* **EXERCISE BRIEF**
Among the entries below, how many lines include the string "modelo"? Answer with only the number.

###

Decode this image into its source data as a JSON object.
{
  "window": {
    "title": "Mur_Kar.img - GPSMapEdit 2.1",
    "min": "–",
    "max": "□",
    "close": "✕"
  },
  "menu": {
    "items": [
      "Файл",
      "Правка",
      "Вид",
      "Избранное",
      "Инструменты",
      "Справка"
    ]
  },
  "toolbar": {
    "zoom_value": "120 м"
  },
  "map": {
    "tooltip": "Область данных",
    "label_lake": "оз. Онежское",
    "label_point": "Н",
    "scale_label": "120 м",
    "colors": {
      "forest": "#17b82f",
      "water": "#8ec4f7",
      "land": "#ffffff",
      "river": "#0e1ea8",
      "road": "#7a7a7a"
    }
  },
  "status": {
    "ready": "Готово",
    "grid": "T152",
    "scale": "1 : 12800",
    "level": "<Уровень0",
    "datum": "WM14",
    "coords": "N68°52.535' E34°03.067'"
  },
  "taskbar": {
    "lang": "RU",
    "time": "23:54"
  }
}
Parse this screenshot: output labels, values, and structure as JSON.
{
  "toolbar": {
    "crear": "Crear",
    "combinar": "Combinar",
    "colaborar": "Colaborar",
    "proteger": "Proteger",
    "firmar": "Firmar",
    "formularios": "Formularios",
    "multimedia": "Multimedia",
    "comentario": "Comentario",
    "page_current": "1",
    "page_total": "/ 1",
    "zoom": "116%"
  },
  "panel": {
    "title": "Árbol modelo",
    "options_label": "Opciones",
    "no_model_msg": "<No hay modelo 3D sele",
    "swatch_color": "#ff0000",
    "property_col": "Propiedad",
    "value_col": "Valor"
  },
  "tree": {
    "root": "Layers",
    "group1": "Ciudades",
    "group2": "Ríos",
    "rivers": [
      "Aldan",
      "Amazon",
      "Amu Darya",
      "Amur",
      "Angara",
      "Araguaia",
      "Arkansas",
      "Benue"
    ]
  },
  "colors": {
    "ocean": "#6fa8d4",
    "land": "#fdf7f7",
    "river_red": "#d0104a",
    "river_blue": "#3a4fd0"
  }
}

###

* **TASK SOLUTION**
2